WASHINGTON — Pentagon acquisition chief Frank Kendall unveiled part of his strategy for procuring a next-generation fighter for the Air Force and Navy in congressional testimony last week.
The core of the strategy, Kendall told members of the House Armed Services Committee (HASC), is called the Aerospace Innovation Initiative.
"What it will be is a program that will be initially led by [the Defense Advanced Research Projects Agency]. But it will involve the Navy and the Air Force as well," Kendall said. "The intent is to develop prototypes for the next generation of air dominance platforms, X-plane programs, if you will."
The initiative will also include work on a next-generation engine, Kendall said, adding that more details about the plan will appear in the fiscal 2016 budget request being unveiled this week.
Whereas the F-35 joint strike fighter was billed as one plane that can fit the needs of the Air Force, Navy and Marines, the next-generation fighter will instead be two planes that share common parts.
The Navy and Air Force have offices looking at a next-generation fighter that would replace the Navy's F/A-18s and the Air Force's F-22s, respectively.
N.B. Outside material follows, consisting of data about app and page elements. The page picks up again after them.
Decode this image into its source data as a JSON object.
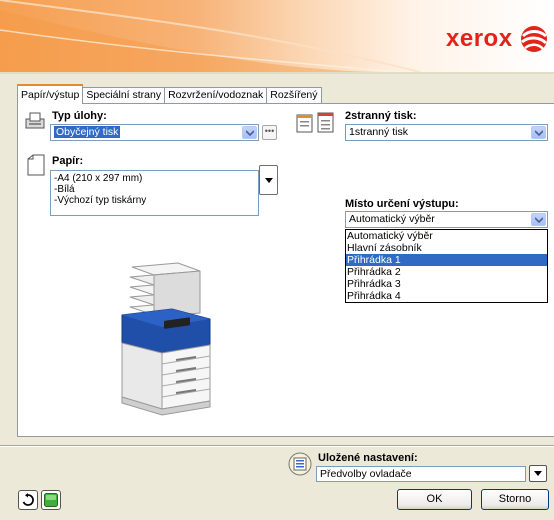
{
  "brand": {
    "logo_text": "xerox",
    "color": "#e2231a"
  },
  "tabs": [
    {
      "label": "Papír/výstup",
      "active": true
    },
    {
      "label": "Speciální strany",
      "active": false
    },
    {
      "label": "Rozvržení/vodoznak",
      "active": false
    },
    {
      "label": "Rozšířený",
      "active": false
    }
  ],
  "job_type": {
    "label": "Typ úlohy:",
    "value": "Obyčejný tisk",
    "more": "•••"
  },
  "paper": {
    "label": "Papír:",
    "lines": [
      "-A4 (210 x 297 mm)",
      "-Bílá",
      "-Výchozí typ tiskárny"
    ]
  },
  "duplex": {
    "label": "2stranný tisk:",
    "value": "1stranný tisk"
  },
  "output_destination": {
    "label": "Místo určení výstupu:",
    "value": "Automatický výběr",
    "options": [
      "Automatický výběr",
      "Hlavní zásobník",
      "Přihrádka 1",
      "Přihrádka 2",
      "Přihrádka 3",
      "Přihrádka 4"
    ],
    "highlighted_index": 2
  },
  "saved_settings": {
    "label": "Uložené nastavení:",
    "value": "Předvolby ovladače"
  },
  "buttons": {
    "ok": "OK",
    "cancel": "Storno"
  },
  "colors": {
    "accent_tab": "#e68b2c",
    "selection": "#316ac5",
    "printer_blue": "#1f4fa8"
  }
}
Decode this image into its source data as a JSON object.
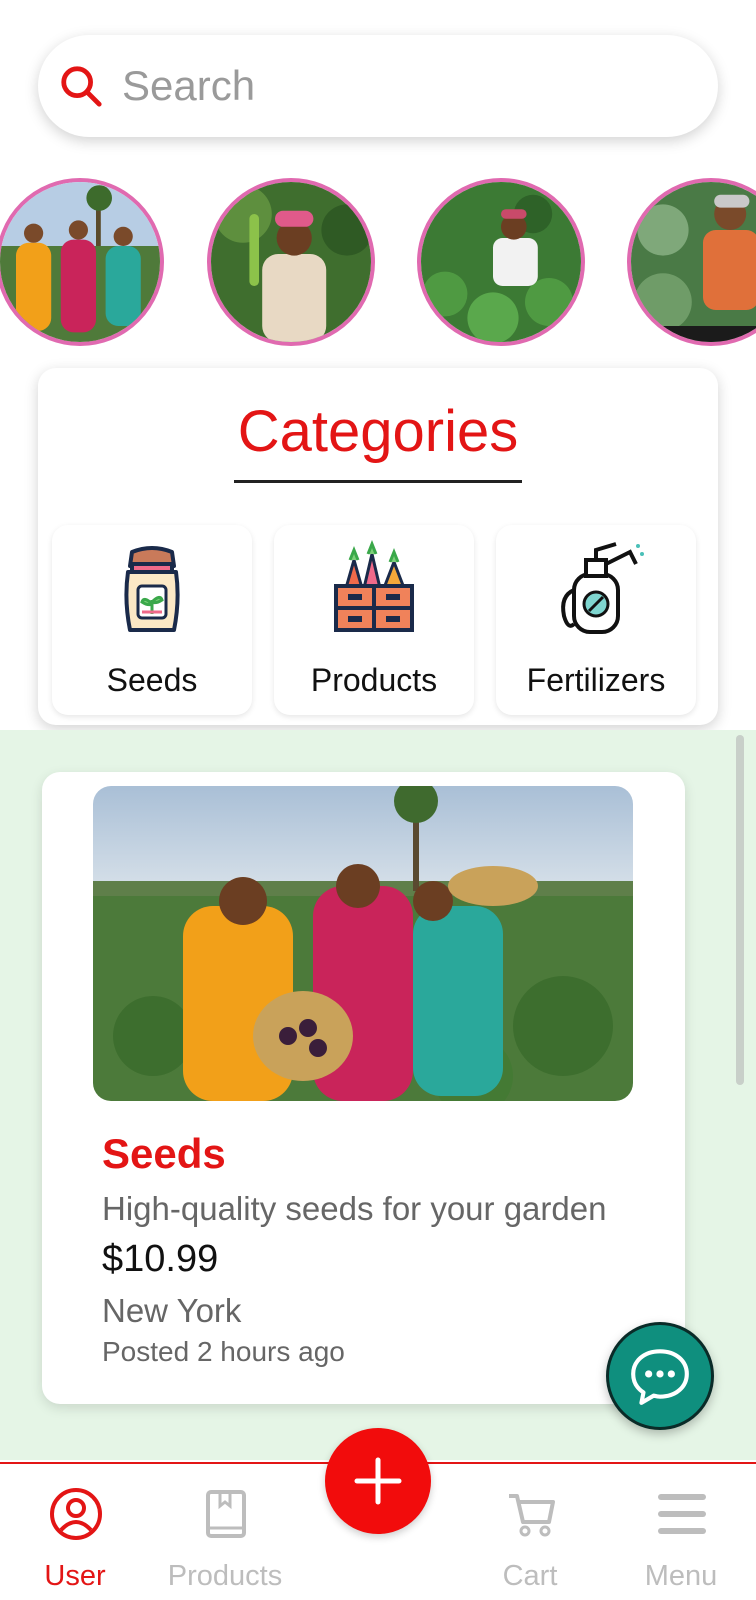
{
  "search": {
    "placeholder": "Search"
  },
  "stories": [
    {
      "name": "story-farmers-women"
    },
    {
      "name": "story-farmer-beans"
    },
    {
      "name": "story-farmer-field"
    },
    {
      "name": "story-farmer-cabbage"
    }
  ],
  "categories": {
    "title": "Categories",
    "items": [
      {
        "label": "Seeds",
        "icon": "seed-bag-icon"
      },
      {
        "label": "Products",
        "icon": "vegetable-crate-icon"
      },
      {
        "label": "Fertilizers",
        "icon": "sprayer-icon"
      }
    ]
  },
  "product": {
    "title": "Seeds",
    "description": "High-quality seeds for your garden",
    "price": "$10.99",
    "location": "New York",
    "posted": "Posted 2 hours ago"
  },
  "chat": {
    "icon": "chat-bubble-icon"
  },
  "nav": {
    "items": [
      {
        "label": "User",
        "icon": "user-icon",
        "active": true
      },
      {
        "label": "Products",
        "icon": "book-icon",
        "active": false
      },
      {
        "label": "Cart",
        "icon": "cart-icon",
        "active": false
      },
      {
        "label": "Menu",
        "icon": "menu-icon",
        "active": false
      }
    ],
    "add_icon": "plus-icon"
  },
  "colors": {
    "accent": "#e31515",
    "story_ring": "#e06ab0",
    "feed_bg": "#e5f5e6",
    "chat_fab": "#0f8f7e",
    "inactive": "#bdbdbd"
  }
}
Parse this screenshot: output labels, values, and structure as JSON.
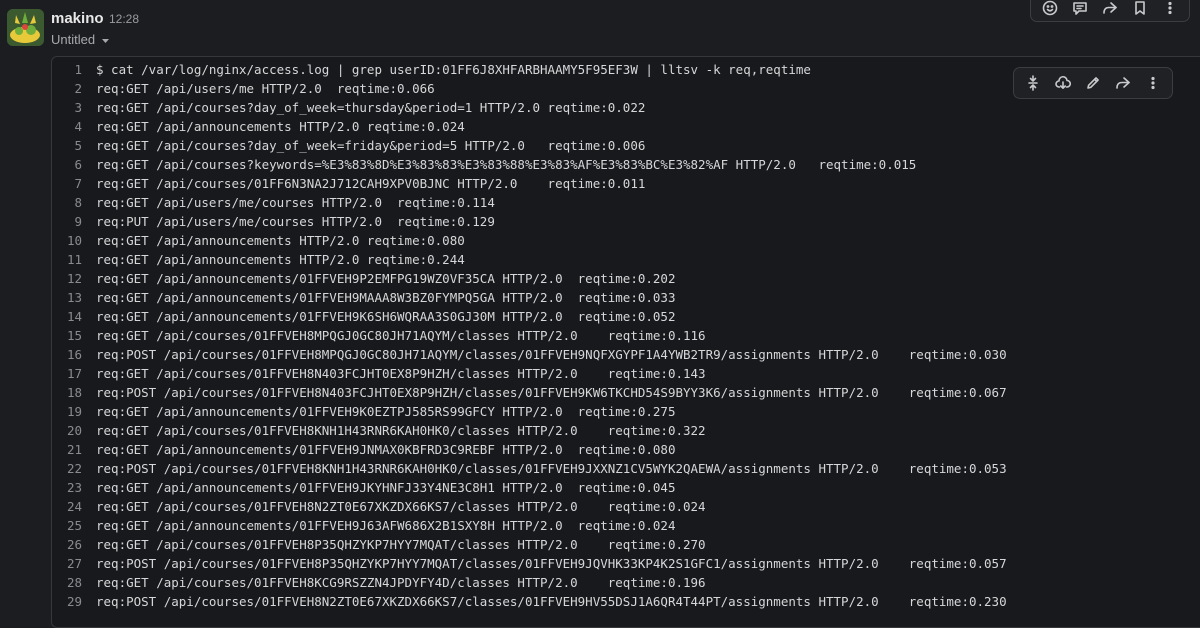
{
  "message": {
    "username": "makino",
    "timestamp": "12:28",
    "subtitle": "Untitled"
  },
  "icons": {
    "message_actions": [
      "emoji-reaction-icon",
      "reply-thread-icon",
      "forward-icon",
      "bookmark-icon",
      "more-vertical-icon"
    ],
    "code_actions": [
      "collapse-icon",
      "download-icon",
      "edit-icon",
      "share-icon",
      "more-vertical-icon"
    ]
  },
  "code_lines": [
    "$ cat /var/log/nginx/access.log | grep userID:01FF6J8XHFARBHAAMY5F95EF3W | lltsv -k req,reqtime",
    "req:GET /api/users/me HTTP/2.0  reqtime:0.066",
    "req:GET /api/courses?day_of_week=thursday&period=1 HTTP/2.0 reqtime:0.022",
    "req:GET /api/announcements HTTP/2.0 reqtime:0.024",
    "req:GET /api/courses?day_of_week=friday&period=5 HTTP/2.0   reqtime:0.006",
    "req:GET /api/courses?keywords=%E3%83%8D%E3%83%83%E3%83%88%E3%83%AF%E3%83%BC%E3%82%AF HTTP/2.0   reqtime:0.015",
    "req:GET /api/courses/01FF6N3NA2J712CAH9XPV0BJNC HTTP/2.0    reqtime:0.011",
    "req:GET /api/users/me/courses HTTP/2.0  reqtime:0.114",
    "req:PUT /api/users/me/courses HTTP/2.0  reqtime:0.129",
    "req:GET /api/announcements HTTP/2.0 reqtime:0.080",
    "req:GET /api/announcements HTTP/2.0 reqtime:0.244",
    "req:GET /api/announcements/01FFVEH9P2EMFPG19WZ0VF35CA HTTP/2.0  reqtime:0.202",
    "req:GET /api/announcements/01FFVEH9MAAA8W3BZ0FYMPQ5GA HTTP/2.0  reqtime:0.033",
    "req:GET /api/announcements/01FFVEH9K6SH6WQRAA3S0GJ30M HTTP/2.0  reqtime:0.052",
    "req:GET /api/courses/01FFVEH8MPQGJ0GC80JH71AQYM/classes HTTP/2.0    reqtime:0.116",
    "req:POST /api/courses/01FFVEH8MPQGJ0GC80JH71AQYM/classes/01FFVEH9NQFXGYPF1A4YWB2TR9/assignments HTTP/2.0    reqtime:0.030",
    "req:GET /api/courses/01FFVEH8N403FCJHT0EX8P9HZH/classes HTTP/2.0    reqtime:0.143",
    "req:POST /api/courses/01FFVEH8N403FCJHT0EX8P9HZH/classes/01FFVEH9KW6TKCHD54S9BYY3K6/assignments HTTP/2.0    reqtime:0.067",
    "req:GET /api/announcements/01FFVEH9K0EZTPJ585RS99GFCY HTTP/2.0  reqtime:0.275",
    "req:GET /api/courses/01FFVEH8KNH1H43RNR6KAH0HK0/classes HTTP/2.0    reqtime:0.322",
    "req:GET /api/announcements/01FFVEH9JNMAX0KBFRD3C9REBF HTTP/2.0  reqtime:0.080",
    "req:POST /api/courses/01FFVEH8KNH1H43RNR6KAH0HK0/classes/01FFVEH9JXXNZ1CV5WYK2QAEWA/assignments HTTP/2.0    reqtime:0.053",
    "req:GET /api/announcements/01FFVEH9JKYHNFJ33Y4NE3C8H1 HTTP/2.0  reqtime:0.045",
    "req:GET /api/courses/01FFVEH8N2ZT0E67XKZDX66KS7/classes HTTP/2.0    reqtime:0.024",
    "req:GET /api/announcements/01FFVEH9J63AFW686X2B1SXY8H HTTP/2.0  reqtime:0.024",
    "req:GET /api/courses/01FFVEH8P35QHZYKP7HYY7MQAT/classes HTTP/2.0    reqtime:0.270",
    "req:POST /api/courses/01FFVEH8P35QHZYKP7HYY7MQAT/classes/01FFVEH9JQVHK33KP4K2S1GFC1/assignments HTTP/2.0    reqtime:0.057",
    "req:GET /api/courses/01FFVEH8KCG9RSZZN4JPDYFY4D/classes HTTP/2.0    reqtime:0.196",
    "req:POST /api/courses/01FFVEH8N2ZT0E67XKZDX66KS7/classes/01FFVEH9HV55DSJ1A6QR4T44PT/assignments HTTP/2.0    reqtime:0.230"
  ]
}
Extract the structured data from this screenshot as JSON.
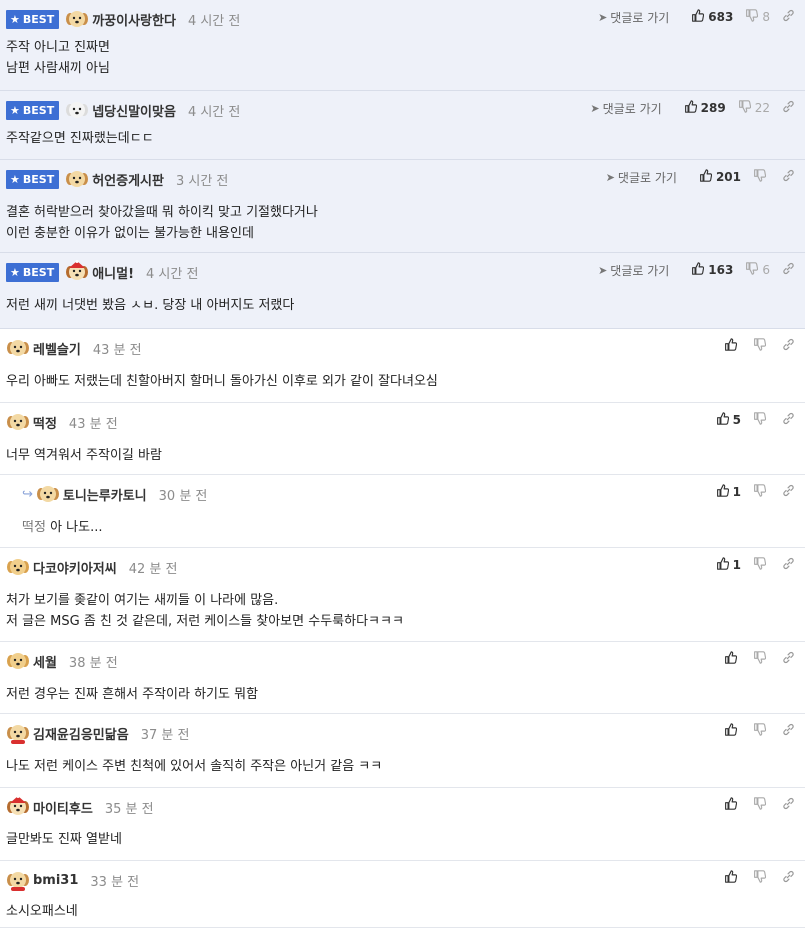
{
  "best_label": "BEST",
  "goto_label": "댓글로 가기",
  "colors": {
    "best_badge": "#3d6fd4",
    "best_bg": "#eef1f9"
  },
  "comments": [
    {
      "best": true,
      "nick": "까꿍이사랑한다",
      "time": "4 시간 전",
      "avatar": "puppy",
      "up": "683",
      "down": "8",
      "lines": [
        "주작 아니고 진짜면",
        "남편 사람새끼 아님"
      ]
    },
    {
      "best": true,
      "nick": "넵당신말이맞음",
      "time": "4 시간 전",
      "avatar": "white-dog",
      "up": "289",
      "down": "22",
      "lines": [
        "주작같으면 진짜랬는데ㄷㄷ"
      ]
    },
    {
      "best": true,
      "nick": "허언증게시판",
      "time": "3 시간 전",
      "avatar": "puppy",
      "up": "201",
      "down": "",
      "lines": [
        "결혼 허락받으러 찾아갔을때 뭐 하이킥 맞고 기절했다거나",
        "이런 충분한 이유가 없이는 불가능한 내용인데"
      ]
    },
    {
      "best": true,
      "nick": "애니멀!",
      "time": "4 시간 전",
      "avatar": "santa-dog",
      "up": "163",
      "down": "6",
      "lines": [
        "저런 새끼 너댓번 봤음 ㅅㅂ. 당장 내 아버지도 저랬다"
      ]
    },
    {
      "best": false,
      "nick": "레벨슬기",
      "time": "43 분 전",
      "avatar": "puppy",
      "up": "",
      "down": "",
      "lines": [
        "우리 아빠도 저랬는데 친할아버지 할머니 돌아가신 이후로 외가 같이 잘다녀오심"
      ]
    },
    {
      "best": false,
      "nick": "떡정",
      "time": "43 분 전",
      "avatar": "puppy",
      "up": "5",
      "down": "",
      "lines": [
        "너무 역겨워서 주작이길 바람"
      ]
    },
    {
      "best": false,
      "reply": true,
      "nick": "토니는루카토니",
      "time": "30 분 전",
      "avatar": "puppy",
      "up": "1",
      "down": "",
      "mention": "떡정",
      "lines": [
        "아 나도..."
      ]
    },
    {
      "best": false,
      "nick": "다코야키아저씨",
      "time": "42 분 전",
      "avatar": "golden",
      "up": "1",
      "down": "",
      "lines": [
        "처가 보기를 좆같이 여기는 새끼들 이 나라에 많음.",
        "저 글은 MSG 좀 친 것 같은데, 저런 케이스들 찾아보면 수두룩하다ㅋㅋㅋ"
      ]
    },
    {
      "best": false,
      "nick": "세월",
      "time": "38 분 전",
      "avatar": "golden",
      "up": "",
      "down": "",
      "lines": [
        "저런 경우는 진짜 흔해서 주작이라 하기도 뭐함"
      ]
    },
    {
      "best": false,
      "nick": "김재윤김응민닮음",
      "time": "37 분 전",
      "avatar": "santa-puppy",
      "up": "",
      "down": "",
      "lines": [
        "나도 저런 케이스 주변 친척에 있어서 솔직히 주작은 아닌거 같음 ㅋㅋ"
      ]
    },
    {
      "best": false,
      "nick": "마이티후드",
      "time": "35 분 전",
      "avatar": "santa-dog",
      "up": "",
      "down": "",
      "lines": [
        "글만봐도 진짜 열받네"
      ]
    },
    {
      "best": false,
      "nick": "bmi31",
      "time": "33 분 전",
      "avatar": "santa-puppy",
      "up": "",
      "down": "",
      "lines": [
        "소시오패스네"
      ]
    }
  ]
}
An Air Force official told Defense News in September that he hopes to have Milestone A acquisition activity started in fiscal 2018.
The 6th generation initiative will be a "fairly large-scale" program, and one that Kendall said was designed with the industrial base in mind.
"In very specialized areas, like you mentioned electronic warfare, that's a very special skill set and you can't develop somebody who is an expert at that overnight; it takes time," Kendall continued. "And you get that expertise by working on programs, by developing new cutting-edge things."
Byron Callan, an analyst with Capital Alpha Partners, said the emphasis on protecting design teams is smart, especially as other major programs are winding down.
"There are a lot of people working diligently on the Long Range Strike-Bomber. When that decision is made [in the spring], that will let go of some people," he said, adding the future of the Navy's Unmanned Carrier-Launched Surveillance and Strike program is also unclear. "People can only be kept so long without a contracting path. At its essence, it really gets down to preserving these design teams that will dissipate."
Timing will be a key question with the initiative, Callan said. If the program takes 10 years to develop a prototype, it is much less effective than if this Initiative is targeting a five year window.
What other specialized technologies might be involved in a 6th-generation fighter are unclear, but there may be some hints in comments made by Deputy Defense Secretary Bob Work at a Jan. 28 Center for a New American Security event.
"I think by injecting some alternatives back into the mix, at the very least Kendall is going to have a pricing tool," Callan noted. "He has to keep Lockheed on its toes, because Lockheed obviously wants to keep F-35 as relevant as it can, so they'd better keep coming up with good ideas for future software releases, for continuing to drive down the airplane's cost, and just make it relevant."
It is assumed that Boeing and Lockheed are working on concepts for sixth-generation, while Northrop has confirmed it has teams assigned to developing a new design. Interestingly, Northrop's setup mirrors that of the initiative, with coordination over shared systems but two teams assigned to developing a pair of different designs.
Paul McLeary in Washington contributed to this report
Aaron Mehta was deputy editor and senior Pentagon correspondent for Defense News, covering policy, strategy and acquisition at the highest levels of the Defense Department and its international partners.